The Howland Company also conducted an extensive series of commissioning measurements to characterize the two anechoic chambers. These measurements were made using a Spherical Near-Field Imaging technique. (Technical papers describing the technique and its application are available below.) The Spherical Near-Field Imaging technique affords anechoic chamber designers and users an unprecedented capacity to measure electromagnetic field purity within a specified measuremt volume, and also to identify and mitigate extraneous signals entering the test zone. In the image below, a 3D plot of image data is oriented to match the inset photo of the large EMVAF chamber; all the sources of extraneous reflections into the test zone--sprinkler heads, fiberglass stair rails, walkway absorber--appear very clearly, along with the strength of the reflection in decibels.

Comparison of measured data to chamber photograph: all the sources of extraneous reflection--sprinkler heads, fiberglass handrails, walkway absorber--appear clearly in the processed 3D image.

Download PDF "Recent Advances in Anechoic Chamber Characterization Using Spherical Near-Field Imaging," John C. Mantovani, Carl W. Sirles and Ray Howland, presented at the AMTA Symposium, 17-21 October 2011, in Denver.

Download PDF "Anechoic Chamber Performance Characterization Using Spherical Near-Field Imaging Techniques," Carl Sirles, John Mantovani, Ray Howland, and Beau Hart, presented at at EuCAP2009, the 3rd European Conference on Antennas and Propagation, 23-27 March 2009, in Berlin.

EMVAF o n the web:


EMVAF is managed and operated by the Modeling & Simulation Support Branch, Information and Electronic Protection Division, of the Survivability/ Lethality Analysis Directorate of ARL (AMSRD-ARL-SL-ES). Click the image at right for a PDF data sheet with contact information and a summary of the facility's capabilities. See these sites for more information:


EMVAF Facility Data Sheet (383kb PDF)

SLAD logo

ARL logo

ARL Survivability/Lethality Analysis Directorate

Doing Business with ARL

ARL White Sands Visitors' Guide

EMVAF construction   EMVAF construction
    Images courtesy Pikes Peak Steel

Two images of the EMVAF under construction. In both photos, the sheet metal and framing for the outer
RF shield welded enclosure is visible inside the framing for the host building.

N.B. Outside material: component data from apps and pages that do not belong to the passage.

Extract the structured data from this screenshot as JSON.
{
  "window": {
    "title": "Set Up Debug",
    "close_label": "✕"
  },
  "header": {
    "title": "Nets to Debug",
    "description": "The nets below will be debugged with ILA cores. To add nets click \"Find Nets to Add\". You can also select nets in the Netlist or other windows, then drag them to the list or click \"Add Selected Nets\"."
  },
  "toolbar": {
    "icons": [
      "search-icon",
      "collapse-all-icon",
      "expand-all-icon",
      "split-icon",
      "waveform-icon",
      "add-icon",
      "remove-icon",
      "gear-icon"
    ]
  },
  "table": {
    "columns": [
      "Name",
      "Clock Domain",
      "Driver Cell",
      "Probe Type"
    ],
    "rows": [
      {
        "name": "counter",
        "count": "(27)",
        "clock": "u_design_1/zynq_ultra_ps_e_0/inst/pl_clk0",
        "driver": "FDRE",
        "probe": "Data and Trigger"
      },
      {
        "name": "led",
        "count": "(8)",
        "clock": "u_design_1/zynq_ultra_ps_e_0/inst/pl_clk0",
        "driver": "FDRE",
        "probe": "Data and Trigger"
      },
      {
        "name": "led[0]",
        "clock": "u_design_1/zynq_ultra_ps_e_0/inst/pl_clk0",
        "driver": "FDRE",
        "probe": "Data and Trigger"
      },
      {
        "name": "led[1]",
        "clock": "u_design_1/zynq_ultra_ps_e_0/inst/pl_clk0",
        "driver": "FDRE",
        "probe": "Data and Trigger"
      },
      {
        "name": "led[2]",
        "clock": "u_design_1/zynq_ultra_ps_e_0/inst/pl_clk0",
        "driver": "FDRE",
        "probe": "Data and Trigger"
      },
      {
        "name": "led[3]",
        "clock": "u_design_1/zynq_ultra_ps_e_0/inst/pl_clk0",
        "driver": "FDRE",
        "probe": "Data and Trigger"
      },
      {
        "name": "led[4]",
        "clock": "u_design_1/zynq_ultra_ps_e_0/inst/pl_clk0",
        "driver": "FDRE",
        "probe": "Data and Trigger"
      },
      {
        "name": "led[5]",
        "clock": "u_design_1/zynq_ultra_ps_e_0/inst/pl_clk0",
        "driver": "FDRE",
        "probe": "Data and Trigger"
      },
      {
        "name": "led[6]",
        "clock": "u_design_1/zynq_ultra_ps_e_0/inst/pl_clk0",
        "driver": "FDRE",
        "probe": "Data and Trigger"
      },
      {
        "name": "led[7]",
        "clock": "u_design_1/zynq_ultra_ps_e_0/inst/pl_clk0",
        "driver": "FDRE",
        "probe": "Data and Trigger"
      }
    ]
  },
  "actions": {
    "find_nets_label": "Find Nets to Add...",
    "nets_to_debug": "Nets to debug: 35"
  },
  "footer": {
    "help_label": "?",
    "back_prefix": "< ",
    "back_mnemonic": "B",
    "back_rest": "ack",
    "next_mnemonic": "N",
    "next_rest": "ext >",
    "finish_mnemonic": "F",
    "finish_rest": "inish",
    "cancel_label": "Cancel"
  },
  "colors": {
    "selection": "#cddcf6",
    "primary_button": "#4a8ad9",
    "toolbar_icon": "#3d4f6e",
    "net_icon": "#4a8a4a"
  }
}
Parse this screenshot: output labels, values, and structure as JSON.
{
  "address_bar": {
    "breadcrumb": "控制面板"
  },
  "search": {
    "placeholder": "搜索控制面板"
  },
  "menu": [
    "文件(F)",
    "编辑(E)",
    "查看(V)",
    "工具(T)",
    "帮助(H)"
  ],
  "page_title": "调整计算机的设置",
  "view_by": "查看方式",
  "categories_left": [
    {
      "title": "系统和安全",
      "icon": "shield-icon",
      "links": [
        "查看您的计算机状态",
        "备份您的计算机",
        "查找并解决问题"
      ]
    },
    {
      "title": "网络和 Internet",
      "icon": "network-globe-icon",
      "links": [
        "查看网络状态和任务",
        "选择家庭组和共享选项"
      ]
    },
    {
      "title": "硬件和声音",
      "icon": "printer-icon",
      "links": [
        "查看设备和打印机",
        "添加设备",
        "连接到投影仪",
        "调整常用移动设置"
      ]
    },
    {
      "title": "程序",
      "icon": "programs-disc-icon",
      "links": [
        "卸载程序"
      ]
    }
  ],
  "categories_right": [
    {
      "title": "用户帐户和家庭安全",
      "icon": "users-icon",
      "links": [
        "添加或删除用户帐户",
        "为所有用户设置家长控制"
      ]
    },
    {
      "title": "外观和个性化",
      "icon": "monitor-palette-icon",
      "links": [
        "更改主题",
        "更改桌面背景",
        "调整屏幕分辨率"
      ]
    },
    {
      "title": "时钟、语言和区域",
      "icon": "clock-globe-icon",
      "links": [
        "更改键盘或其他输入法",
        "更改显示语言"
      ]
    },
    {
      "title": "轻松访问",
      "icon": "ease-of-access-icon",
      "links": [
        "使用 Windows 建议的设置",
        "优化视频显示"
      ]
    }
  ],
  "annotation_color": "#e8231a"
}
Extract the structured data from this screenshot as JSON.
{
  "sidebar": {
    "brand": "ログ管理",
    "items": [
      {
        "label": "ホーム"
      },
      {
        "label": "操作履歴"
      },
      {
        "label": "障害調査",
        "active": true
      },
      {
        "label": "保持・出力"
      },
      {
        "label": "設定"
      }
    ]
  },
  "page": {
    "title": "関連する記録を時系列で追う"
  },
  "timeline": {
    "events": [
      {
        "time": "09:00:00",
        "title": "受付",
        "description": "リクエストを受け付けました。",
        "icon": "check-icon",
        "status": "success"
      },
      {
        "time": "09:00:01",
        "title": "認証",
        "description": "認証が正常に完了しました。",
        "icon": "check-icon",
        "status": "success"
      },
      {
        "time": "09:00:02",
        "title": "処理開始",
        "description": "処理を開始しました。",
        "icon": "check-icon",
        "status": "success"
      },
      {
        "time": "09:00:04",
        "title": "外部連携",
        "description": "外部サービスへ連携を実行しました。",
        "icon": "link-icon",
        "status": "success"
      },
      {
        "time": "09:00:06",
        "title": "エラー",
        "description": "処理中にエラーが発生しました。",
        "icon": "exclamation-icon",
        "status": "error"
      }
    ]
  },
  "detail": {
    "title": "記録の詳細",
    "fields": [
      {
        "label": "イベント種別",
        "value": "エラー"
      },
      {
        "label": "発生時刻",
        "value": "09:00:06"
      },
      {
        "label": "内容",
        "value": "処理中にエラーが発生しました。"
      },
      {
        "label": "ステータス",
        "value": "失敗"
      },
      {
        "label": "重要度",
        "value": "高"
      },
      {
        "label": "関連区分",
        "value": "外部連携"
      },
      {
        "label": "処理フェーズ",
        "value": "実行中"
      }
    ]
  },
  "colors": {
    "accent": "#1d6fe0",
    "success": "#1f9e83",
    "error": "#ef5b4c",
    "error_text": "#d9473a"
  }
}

Placing EMVAF's anechoic
chambers inside this outer envelope provides an additional layer of physical and electromagnetic security.